- **Data to use**
== Segment start ==
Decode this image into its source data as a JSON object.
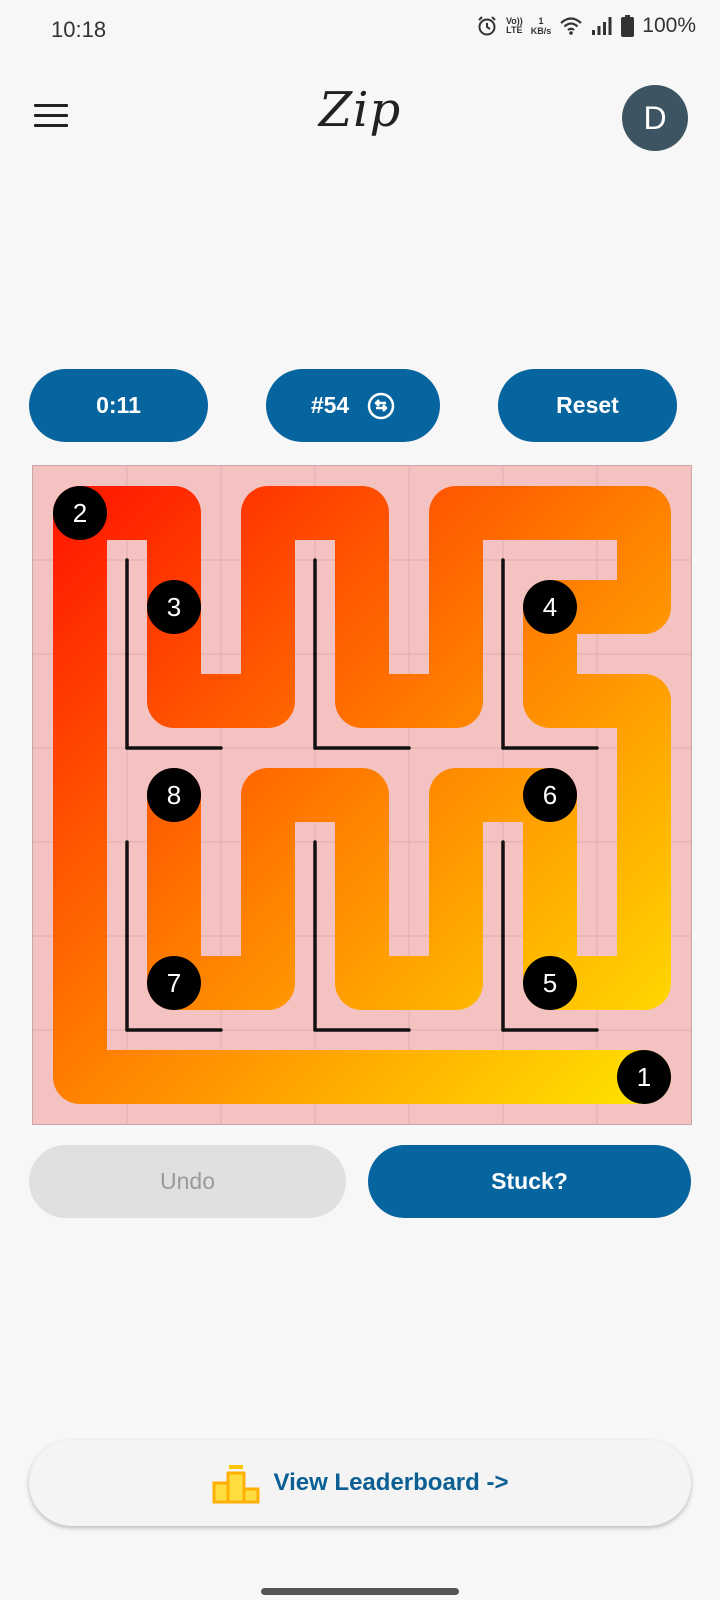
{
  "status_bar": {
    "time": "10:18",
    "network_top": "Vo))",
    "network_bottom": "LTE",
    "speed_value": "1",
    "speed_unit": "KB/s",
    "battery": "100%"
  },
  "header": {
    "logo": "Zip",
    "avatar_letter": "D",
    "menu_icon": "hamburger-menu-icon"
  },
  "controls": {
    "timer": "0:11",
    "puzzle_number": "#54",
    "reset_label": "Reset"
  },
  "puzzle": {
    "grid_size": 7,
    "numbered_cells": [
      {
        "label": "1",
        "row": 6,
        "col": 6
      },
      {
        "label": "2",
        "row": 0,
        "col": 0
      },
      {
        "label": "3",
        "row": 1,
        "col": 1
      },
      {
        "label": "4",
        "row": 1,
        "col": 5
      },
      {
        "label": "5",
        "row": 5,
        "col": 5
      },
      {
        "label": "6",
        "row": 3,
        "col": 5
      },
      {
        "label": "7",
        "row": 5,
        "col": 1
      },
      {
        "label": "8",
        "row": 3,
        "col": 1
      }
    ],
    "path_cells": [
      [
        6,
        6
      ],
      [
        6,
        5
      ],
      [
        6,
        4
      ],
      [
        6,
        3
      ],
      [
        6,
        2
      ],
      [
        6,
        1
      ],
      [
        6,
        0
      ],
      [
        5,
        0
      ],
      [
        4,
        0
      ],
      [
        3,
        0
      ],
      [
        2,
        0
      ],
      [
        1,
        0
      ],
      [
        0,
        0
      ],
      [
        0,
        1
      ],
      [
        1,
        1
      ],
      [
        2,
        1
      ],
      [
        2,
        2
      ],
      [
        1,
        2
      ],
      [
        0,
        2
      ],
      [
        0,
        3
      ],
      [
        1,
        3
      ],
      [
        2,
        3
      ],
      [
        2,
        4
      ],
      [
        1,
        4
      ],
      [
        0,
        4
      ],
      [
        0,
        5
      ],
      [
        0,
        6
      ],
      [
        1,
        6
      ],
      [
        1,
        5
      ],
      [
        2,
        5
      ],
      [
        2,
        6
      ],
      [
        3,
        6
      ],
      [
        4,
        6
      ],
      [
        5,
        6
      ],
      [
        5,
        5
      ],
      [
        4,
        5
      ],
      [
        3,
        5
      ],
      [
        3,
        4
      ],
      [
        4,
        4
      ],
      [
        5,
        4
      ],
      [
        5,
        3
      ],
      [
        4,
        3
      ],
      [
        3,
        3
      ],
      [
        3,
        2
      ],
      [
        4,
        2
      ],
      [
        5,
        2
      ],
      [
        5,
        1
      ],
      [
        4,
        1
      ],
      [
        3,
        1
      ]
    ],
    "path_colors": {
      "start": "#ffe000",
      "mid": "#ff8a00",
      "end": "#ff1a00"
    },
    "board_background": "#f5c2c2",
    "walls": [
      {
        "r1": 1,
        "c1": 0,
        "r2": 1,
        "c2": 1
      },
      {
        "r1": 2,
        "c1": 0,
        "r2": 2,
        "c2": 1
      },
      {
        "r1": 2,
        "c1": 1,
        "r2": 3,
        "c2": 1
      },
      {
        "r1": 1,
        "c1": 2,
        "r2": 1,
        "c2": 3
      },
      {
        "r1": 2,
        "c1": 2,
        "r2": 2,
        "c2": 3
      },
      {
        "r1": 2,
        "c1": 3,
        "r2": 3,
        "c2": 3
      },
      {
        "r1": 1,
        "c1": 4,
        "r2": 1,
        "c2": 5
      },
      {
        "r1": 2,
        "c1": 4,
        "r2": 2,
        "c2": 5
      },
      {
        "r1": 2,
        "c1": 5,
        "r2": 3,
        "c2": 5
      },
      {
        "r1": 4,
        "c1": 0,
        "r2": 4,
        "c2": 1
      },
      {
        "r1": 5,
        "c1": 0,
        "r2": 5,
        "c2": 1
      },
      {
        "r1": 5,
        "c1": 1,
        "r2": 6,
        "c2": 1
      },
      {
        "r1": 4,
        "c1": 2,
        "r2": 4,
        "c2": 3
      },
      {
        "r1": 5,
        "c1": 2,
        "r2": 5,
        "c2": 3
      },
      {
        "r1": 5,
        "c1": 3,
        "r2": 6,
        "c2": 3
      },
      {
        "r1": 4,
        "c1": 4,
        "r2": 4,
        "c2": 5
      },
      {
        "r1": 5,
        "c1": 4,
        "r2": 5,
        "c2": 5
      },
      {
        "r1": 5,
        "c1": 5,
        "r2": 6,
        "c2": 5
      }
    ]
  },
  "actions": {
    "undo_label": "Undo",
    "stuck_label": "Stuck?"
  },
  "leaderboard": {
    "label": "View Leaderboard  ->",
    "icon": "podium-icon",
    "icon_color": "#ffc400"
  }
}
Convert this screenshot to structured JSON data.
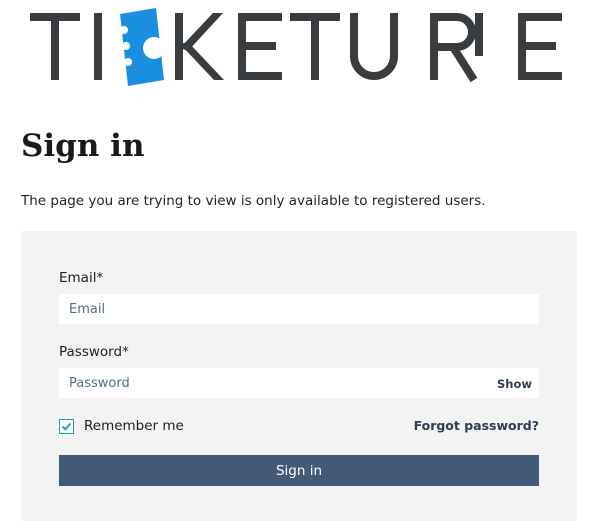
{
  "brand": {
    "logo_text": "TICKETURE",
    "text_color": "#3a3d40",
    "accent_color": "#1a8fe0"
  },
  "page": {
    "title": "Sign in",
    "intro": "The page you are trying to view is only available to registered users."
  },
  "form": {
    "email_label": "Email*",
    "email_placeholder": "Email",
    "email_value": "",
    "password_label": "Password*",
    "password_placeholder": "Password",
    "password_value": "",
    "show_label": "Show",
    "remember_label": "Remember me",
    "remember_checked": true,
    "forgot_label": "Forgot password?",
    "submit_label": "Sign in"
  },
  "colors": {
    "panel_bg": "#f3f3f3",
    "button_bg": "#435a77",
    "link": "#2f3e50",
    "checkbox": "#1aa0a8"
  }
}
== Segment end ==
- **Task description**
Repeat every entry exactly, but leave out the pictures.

- **Result of the exercise**
Decode this image into its source data as a JSON object.
{
  "status_bar": {
    "time": "10:18",
    "network_top": "Vo))",
    "network_bottom": "LTE",
    "speed_value": "1",
    "speed_unit": "KB/s",
    "battery": "100%"
  },
  "header": {
    "logo": "Zip",
    "avatar_letter": "D",
    "menu_icon": "hamburger-menu-icon"
  },
  "controls": {
    "timer": "0:11",
    "puzzle_number": "#54",
    "reset_label": "Reset"
  },
  "puzzle": {
    "grid_size": 7,
    "numbered_cells": [
      {
        "label": "1",
        "row": 6,
        "col": 6
      },
      {
        "label": "2",
        "row": 0,
        "col": 0
      },
      {
        "label": "3",
        "row": 1,
        "col": 1
      },
      {
        "label": "4",
        "row": 1,
        "col": 5
      },
      {
        "label": "5",
        "row": 5,
        "col": 5
      },
      {
        "label": "6",
        "row": 3,
        "col": 5
      },
      {
        "label": "7",
        "row": 5,
        "col": 1
      },
      {
        "label": "8",
        "row": 3,
        "col": 1
      }
    ],
    "path_cells": [
      [
        6,
        6
      ],
      [
        6,
        5
      ],
      [
        6,
        4
      ],
      [
        6,
        3
      ],
      [
        6,
        2
      ],
      [
        6,
        1
      ],
      [
        6,
        0
      ],
      [
        5,
        0
      ],
      [
        4,
        0
      ],
      [
        3,
        0
      ],
      [
        2,
        0
      ],
      [
        1,
        0
      ],
      [
        0,
        0
      ],
      [
        0,
        1
      ],
      [
        1,
        1
      ],
      [
        2,
        1
      ],
      [
        2,
        2
      ],
      [
        1,
        2
      ],
      [
        0,
        2
      ],
      [
        0,
        3
      ],
      [
        1,
        3
      ],
      [
        2,
        3
      ],
      [
        2,
        4
      ],
      [
        1,
        4
      ],
      [
        0,
        4
      ],
      [
        0,
        5
      ],
      [
        0,
        6
      ],
      [
        1,
        6
      ],
      [
        1,
        5
      ],
      [
        2,
        5
      ],
      [
        2,
        6
      ],
      [
        3,
        6
      ],
      [
        4,
        6
      ],
      [
        5,
        6
      ],
      [
        5,
        5
      ],
      [
        4,
        5
      ],
      [
        3,
        5
      ],
      [
        3,
        4
      ],
      [
        4,
        4
      ],
      [
        5,
        4
      ],
      [
        5,
        3
      ],
      [
        4,
        3
      ],
      [
        3,
        3
      ],
      [
        3,
        2
      ],
      [
        4,
        2
      ],
      [
        5,
        2
      ],
      [
        5,
        1
      ],
      [
        4,
        1
      ],
      [
        3,
        1
      ]
    ],
    "path_colors": {
      "start": "#ffe000",
      "mid": "#ff8a00",
      "end": "#ff1a00"
    },
    "board_background": "#f5c2c2",
    "walls": [
      {
        "r1": 1,
        "c1": 0,
        "r2": 1,
        "c2": 1
      },
      {
        "r1": 2,
        "c1": 0,
        "r2": 2,
        "c2": 1
      },
      {
        "r1": 2,
        "c1": 1,
        "r2": 3,
        "c2": 1
      },
      {
        "r1": 1,
        "c1": 2,
        "r2": 1,
        "c2": 3
      },
      {
        "r1": 2,
        "c1": 2,
        "r2": 2,
        "c2": 3
      },
      {
        "r1": 2,
        "c1": 3,
        "r2": 3,
        "c2": 3
      },
      {
        "r1": 1,
        "c1": 4,
        "r2": 1,
        "c2": 5
      },
      {
        "r1": 2,
        "c1": 4,
        "r2": 2,
        "c2": 5
      },
      {
        "r1": 2,
        "c1": 5,
        "r2": 3,
        "c2": 5
      },
      {
        "r1": 4,
        "c1": 0,
        "r2": 4,
        "c2": 1
      },
      {
        "r1": 5,
        "c1": 0,
        "r2": 5,
        "c2": 1
      },
      {
        "r1": 5,
        "c1": 1,
        "r2": 6,
        "c2": 1
      },
      {
        "r1": 4,
        "c1": 2,
        "r2": 4,
        "c2": 3
      },
      {
        "r1": 5,
        "c1": 2,
        "r2": 5,
        "c2": 3
      },
      {
        "r1": 5,
        "c1": 3,
        "r2": 6,
        "c2": 3
      },
      {
        "r1": 4,
        "c1": 4,
        "r2": 4,
        "c2": 5
      },
      {
        "r1": 5,
        "c1": 4,
        "r2": 5,
        "c2": 5
      },
      {
        "r1": 5,
        "c1": 5,
        "r2": 6,
        "c2": 5
      }
    ]
  },
  "actions": {
    "undo_label": "Undo",
    "stuck_label": "Stuck?"
  },
  "leaderboard": {
    "label": "View Leaderboard  ->",
    "icon": "podium-icon",
    "icon_color": "#ffc400"
  }
}
Convert this screenshot to structured JSON data.
{
  "brand": {
    "logo_text": "TICKETURE",
    "text_color": "#3a3d40",
    "accent_color": "#1a8fe0"
  },
  "page": {
    "title": "Sign in",
    "intro": "The page you are trying to view is only available to registered users."
  },
  "form": {
    "email_label": "Email*",
    "email_placeholder": "Email",
    "email_value": "",
    "password_label": "Password*",
    "password_placeholder": "Password",
    "password_value": "",
    "show_label": "Show",
    "remember_label": "Remember me",
    "remember_checked": true,
    "forgot_label": "Forgot password?",
    "submit_label": "Sign in"
  },
  "colors": {
    "panel_bg": "#f3f3f3",
    "button_bg": "#435a77",
    "link": "#2f3e50",
    "checkbox": "#1aa0a8"
  }
}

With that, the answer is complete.